“Here in Anatevka, we have traditions for everything: how to sleep, how to eat, how to work, how to wear clothes. It's a tradition, and because of our traditions, every one of us knows who he is and what God expects him to do” says Tevye (Topol), the Jewish village milkman in pre-revolutionary Russia. He believed that they were still God’s chosen people, as God said in Exodus 19:5b (KJV), “…ye shall be a peculiar treasure unto me above all people.” A “tradition” purist, he, prejudiced against the foreign Russians as they intermingle with them in Anatevka, wishes to marry out his three older daughters. “But would it be heresy on my part to suggest that "Fiddler" isn't much as a musical, and that director Norman Jewison has made as good a film as can be made from a story that is quite simply boring?” asks critic Roger Ebert. As much as I respect him, I disagree with him here. The story is not about marrying out his three daughters, but instead about Tevye’s controversial decisions in those marriages that alter the Jewish life in their village. In the end, the Russians drive out these Jews in a pogrom; it is not a key point of the plot, but an indirect effect of the generations-long Jew discrimination. The truth that it teaches doesn’t lie in the history, but perhaps in the way Tevye impacted Anatevka’s history. Faithful to the Jewish traditions, Fiddler is an accurate portrayal of Jews that can both entertain and educate without stark preaching. Perhaps the greatest openly-Jewish/Christian movie made by mainstream Hollywood, it deals with the various differences in the peoples and the ignorance of Tevye of the outside world. But Fiddler doesn’t preach; it presents the message throughout the entire film’s two hours and fifty-nine minutes. The “teachable” moments don’t come in one cheap, blink-and-you-miss-it line, but instead through Jewison’s smooth storytelling and direction that sinks the message comfortably in. This gradual separation from tradition comes in the form of his daughters’ husbands. First, instead of accepting the village matchmaker’s choice of husbands, they love and know their selected mates, an alien concept to Tevye. Second, these desired husbands’ ideas and positions push the borders of tradition one at a time, with the eldest marrying a tailor in the village, the second a Revolutionist and the third, a goy. Tevye, quickly though a bit reluctantly accepts the tailor, he is skeptical but consents to the Revolutionist, but he altogether rejects the goy. He feels the change happening. He can’t avoid it, yet, at the same time, he still can’t fully accept it. Based on the hit, still on-going Broadway musical, Fiddler won three Academy Awards for sound, the clever use of cinematography and John William’s adaption of the score. The witty dialogue, catchy songs and the wise-guy Tevye brings the Jews back into an accepted light.

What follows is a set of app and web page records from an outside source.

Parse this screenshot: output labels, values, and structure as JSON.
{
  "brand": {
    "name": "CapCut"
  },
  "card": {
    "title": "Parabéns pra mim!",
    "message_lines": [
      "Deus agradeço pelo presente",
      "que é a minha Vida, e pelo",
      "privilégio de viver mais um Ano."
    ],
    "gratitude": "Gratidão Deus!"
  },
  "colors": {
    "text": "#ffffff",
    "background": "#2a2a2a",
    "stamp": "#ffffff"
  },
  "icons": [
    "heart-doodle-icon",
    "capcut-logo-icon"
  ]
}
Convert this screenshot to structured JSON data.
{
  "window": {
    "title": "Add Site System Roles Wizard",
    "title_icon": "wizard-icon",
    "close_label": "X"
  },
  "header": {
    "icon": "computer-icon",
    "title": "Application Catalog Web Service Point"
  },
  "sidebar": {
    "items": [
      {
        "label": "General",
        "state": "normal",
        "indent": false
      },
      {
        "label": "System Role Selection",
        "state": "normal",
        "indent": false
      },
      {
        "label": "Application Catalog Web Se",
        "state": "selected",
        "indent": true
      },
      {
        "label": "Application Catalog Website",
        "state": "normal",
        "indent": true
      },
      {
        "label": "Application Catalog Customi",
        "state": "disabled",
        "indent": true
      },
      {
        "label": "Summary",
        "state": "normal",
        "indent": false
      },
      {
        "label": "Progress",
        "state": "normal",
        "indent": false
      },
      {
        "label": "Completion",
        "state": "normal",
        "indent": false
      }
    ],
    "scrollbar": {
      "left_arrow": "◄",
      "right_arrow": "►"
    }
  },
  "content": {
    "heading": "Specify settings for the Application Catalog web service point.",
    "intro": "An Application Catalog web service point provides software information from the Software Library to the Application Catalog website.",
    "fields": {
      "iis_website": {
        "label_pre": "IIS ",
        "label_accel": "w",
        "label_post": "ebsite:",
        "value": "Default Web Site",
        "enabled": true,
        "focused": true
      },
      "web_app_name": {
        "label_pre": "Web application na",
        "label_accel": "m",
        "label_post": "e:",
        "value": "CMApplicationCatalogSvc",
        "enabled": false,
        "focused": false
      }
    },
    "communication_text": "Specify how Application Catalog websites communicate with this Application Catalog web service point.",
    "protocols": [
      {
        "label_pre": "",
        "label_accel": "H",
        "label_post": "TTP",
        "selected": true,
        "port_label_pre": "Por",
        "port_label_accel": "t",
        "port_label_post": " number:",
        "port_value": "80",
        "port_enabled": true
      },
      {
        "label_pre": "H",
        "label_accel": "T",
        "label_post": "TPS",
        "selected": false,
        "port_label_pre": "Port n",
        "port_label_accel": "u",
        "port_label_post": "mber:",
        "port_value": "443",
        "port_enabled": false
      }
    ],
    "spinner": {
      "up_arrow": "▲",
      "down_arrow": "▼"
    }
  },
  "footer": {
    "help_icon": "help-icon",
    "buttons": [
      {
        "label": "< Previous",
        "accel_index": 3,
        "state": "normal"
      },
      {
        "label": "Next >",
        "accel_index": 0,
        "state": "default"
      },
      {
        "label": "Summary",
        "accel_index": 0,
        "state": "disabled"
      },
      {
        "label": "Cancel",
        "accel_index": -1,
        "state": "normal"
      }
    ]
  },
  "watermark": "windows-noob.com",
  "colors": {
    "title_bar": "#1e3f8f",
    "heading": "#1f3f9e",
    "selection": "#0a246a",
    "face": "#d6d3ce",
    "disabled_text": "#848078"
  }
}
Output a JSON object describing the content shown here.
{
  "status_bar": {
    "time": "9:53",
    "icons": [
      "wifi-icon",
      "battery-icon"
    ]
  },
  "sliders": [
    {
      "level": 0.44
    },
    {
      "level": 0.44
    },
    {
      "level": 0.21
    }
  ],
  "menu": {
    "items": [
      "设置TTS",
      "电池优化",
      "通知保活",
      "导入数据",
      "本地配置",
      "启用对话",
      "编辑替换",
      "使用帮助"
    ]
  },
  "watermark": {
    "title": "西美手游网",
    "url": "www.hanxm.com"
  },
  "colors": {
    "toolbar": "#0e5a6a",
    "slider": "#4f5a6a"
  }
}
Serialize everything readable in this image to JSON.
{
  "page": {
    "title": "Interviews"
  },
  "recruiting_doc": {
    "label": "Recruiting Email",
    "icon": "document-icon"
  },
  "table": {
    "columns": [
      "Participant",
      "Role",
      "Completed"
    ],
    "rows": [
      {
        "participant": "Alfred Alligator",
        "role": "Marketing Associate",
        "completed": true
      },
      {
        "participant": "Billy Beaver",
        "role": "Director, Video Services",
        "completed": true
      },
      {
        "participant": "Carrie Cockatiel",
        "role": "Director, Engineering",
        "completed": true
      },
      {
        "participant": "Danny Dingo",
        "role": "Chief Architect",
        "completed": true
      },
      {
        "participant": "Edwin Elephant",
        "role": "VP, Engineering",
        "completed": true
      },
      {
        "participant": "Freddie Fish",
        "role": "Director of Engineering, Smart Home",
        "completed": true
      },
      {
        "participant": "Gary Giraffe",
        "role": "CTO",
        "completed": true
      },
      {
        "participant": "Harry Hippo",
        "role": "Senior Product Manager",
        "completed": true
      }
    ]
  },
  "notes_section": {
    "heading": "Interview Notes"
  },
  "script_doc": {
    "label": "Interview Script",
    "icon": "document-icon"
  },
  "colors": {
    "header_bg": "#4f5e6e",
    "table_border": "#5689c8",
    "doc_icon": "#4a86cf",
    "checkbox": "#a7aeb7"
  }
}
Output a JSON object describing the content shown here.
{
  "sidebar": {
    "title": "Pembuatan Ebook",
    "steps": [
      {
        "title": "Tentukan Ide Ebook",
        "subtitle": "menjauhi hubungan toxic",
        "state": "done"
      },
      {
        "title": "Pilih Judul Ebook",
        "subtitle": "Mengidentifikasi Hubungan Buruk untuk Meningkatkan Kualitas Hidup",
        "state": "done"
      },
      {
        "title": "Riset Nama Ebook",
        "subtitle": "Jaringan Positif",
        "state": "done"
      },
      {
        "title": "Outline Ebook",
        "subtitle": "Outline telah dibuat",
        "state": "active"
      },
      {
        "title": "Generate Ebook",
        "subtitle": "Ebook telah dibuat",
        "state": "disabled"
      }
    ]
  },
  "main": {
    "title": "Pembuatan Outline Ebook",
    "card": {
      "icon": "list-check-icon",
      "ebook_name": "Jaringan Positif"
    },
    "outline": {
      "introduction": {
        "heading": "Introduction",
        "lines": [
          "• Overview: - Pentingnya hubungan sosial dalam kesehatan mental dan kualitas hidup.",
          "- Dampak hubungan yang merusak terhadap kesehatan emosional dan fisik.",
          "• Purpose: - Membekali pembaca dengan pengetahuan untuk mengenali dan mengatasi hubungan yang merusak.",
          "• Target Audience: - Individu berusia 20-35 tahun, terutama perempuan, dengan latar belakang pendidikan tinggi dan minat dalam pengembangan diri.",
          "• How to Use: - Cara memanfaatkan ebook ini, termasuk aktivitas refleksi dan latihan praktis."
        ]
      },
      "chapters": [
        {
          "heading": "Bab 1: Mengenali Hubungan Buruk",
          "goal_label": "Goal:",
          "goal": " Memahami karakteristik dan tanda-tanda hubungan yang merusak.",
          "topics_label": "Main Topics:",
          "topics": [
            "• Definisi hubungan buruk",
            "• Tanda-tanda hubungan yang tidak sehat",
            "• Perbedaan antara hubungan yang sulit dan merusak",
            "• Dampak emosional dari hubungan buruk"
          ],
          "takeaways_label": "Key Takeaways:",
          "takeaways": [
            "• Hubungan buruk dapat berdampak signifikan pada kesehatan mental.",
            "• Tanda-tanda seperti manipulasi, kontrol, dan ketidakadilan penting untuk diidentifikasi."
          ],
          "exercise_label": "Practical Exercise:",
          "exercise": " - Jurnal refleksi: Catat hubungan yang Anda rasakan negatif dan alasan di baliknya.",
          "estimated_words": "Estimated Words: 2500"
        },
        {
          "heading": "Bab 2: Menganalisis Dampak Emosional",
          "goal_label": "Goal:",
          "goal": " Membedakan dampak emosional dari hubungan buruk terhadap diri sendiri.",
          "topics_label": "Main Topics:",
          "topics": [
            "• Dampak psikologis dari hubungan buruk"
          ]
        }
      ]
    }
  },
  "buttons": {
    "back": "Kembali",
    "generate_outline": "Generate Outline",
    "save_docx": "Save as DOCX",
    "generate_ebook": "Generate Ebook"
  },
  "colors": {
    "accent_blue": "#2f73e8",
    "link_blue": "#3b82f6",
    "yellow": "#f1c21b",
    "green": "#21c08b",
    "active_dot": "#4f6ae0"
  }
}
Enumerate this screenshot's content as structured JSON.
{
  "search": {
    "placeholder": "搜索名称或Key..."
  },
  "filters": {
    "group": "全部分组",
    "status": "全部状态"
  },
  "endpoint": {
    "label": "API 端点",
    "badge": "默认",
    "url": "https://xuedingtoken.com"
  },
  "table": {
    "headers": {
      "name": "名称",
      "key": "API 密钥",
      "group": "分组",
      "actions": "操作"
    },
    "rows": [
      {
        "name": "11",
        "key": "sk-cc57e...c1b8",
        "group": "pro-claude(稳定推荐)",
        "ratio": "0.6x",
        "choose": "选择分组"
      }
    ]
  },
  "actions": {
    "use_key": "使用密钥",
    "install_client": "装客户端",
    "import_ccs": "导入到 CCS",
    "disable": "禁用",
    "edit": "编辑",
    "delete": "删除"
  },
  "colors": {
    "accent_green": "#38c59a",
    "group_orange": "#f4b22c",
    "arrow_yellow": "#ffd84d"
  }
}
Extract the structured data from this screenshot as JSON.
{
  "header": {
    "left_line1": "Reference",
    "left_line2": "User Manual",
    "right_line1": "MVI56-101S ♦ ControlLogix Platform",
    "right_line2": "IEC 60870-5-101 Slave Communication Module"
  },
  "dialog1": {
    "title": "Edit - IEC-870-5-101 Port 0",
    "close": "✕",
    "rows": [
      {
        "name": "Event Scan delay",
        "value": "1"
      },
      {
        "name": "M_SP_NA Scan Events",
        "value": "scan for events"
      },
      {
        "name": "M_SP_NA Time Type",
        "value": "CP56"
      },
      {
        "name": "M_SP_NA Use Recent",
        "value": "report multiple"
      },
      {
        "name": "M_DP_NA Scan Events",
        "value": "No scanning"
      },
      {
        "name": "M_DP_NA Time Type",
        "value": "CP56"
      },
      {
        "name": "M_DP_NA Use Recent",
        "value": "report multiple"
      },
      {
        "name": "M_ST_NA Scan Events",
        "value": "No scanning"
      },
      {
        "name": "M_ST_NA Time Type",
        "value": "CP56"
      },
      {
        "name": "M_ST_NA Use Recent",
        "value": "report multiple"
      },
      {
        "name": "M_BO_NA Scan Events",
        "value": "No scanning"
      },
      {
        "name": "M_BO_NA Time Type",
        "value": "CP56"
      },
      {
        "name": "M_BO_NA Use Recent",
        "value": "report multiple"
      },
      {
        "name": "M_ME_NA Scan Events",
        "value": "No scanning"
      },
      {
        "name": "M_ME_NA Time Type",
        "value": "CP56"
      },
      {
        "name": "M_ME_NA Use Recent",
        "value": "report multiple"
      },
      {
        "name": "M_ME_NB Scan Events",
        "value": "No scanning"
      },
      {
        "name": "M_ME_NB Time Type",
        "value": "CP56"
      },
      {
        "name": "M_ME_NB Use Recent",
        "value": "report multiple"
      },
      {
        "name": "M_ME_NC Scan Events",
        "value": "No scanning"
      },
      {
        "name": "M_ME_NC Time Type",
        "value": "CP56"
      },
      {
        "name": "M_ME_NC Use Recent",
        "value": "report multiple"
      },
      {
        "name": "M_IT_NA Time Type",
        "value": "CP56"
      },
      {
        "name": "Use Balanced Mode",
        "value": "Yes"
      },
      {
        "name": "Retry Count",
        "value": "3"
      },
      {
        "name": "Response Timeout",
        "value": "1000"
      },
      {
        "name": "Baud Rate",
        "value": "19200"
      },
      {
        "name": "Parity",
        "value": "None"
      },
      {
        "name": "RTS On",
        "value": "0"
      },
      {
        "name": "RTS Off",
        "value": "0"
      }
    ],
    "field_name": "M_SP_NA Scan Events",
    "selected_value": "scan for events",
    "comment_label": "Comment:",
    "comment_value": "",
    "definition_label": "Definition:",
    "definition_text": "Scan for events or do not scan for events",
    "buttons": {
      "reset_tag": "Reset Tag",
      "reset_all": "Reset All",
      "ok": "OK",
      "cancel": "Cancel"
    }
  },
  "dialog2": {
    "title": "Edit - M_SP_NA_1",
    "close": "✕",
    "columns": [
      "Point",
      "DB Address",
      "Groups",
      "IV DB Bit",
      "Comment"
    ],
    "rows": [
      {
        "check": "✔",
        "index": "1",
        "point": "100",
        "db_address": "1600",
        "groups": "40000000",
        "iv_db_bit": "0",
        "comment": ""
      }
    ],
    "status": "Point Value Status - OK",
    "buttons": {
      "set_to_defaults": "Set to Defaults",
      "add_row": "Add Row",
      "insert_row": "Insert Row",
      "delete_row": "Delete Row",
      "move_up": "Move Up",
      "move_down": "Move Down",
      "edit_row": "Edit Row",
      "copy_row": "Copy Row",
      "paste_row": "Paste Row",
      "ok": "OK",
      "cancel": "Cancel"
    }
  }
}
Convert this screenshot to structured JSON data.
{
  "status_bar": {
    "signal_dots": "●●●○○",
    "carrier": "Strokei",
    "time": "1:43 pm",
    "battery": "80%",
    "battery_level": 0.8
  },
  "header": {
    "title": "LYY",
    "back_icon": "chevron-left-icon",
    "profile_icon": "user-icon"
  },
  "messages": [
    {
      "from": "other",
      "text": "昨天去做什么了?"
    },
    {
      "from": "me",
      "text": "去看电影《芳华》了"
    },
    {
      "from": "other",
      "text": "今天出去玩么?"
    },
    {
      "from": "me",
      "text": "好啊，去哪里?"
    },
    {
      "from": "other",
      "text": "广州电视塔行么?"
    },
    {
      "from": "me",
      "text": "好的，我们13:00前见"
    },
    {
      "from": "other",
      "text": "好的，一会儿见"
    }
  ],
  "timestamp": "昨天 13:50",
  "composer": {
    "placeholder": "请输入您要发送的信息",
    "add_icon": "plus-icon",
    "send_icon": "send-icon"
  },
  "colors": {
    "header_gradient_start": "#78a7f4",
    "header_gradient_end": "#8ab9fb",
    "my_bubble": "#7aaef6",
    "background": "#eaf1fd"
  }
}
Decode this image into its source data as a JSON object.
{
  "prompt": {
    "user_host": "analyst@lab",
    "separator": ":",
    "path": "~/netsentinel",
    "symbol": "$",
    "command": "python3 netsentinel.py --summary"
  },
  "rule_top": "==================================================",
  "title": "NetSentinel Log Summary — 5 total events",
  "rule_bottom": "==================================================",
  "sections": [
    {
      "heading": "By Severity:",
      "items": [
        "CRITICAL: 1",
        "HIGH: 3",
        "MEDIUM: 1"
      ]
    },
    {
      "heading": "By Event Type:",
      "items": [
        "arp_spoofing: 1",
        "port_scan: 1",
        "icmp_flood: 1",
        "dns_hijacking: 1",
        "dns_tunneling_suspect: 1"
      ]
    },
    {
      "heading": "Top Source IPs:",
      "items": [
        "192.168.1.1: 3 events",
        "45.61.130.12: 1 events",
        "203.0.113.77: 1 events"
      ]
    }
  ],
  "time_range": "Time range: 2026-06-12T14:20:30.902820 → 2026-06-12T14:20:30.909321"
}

This title has:

Great messages
Great role models
Too much drinking/drugs/smoking
age 9+

this is good!!!!!!!!

A good film to watch with your family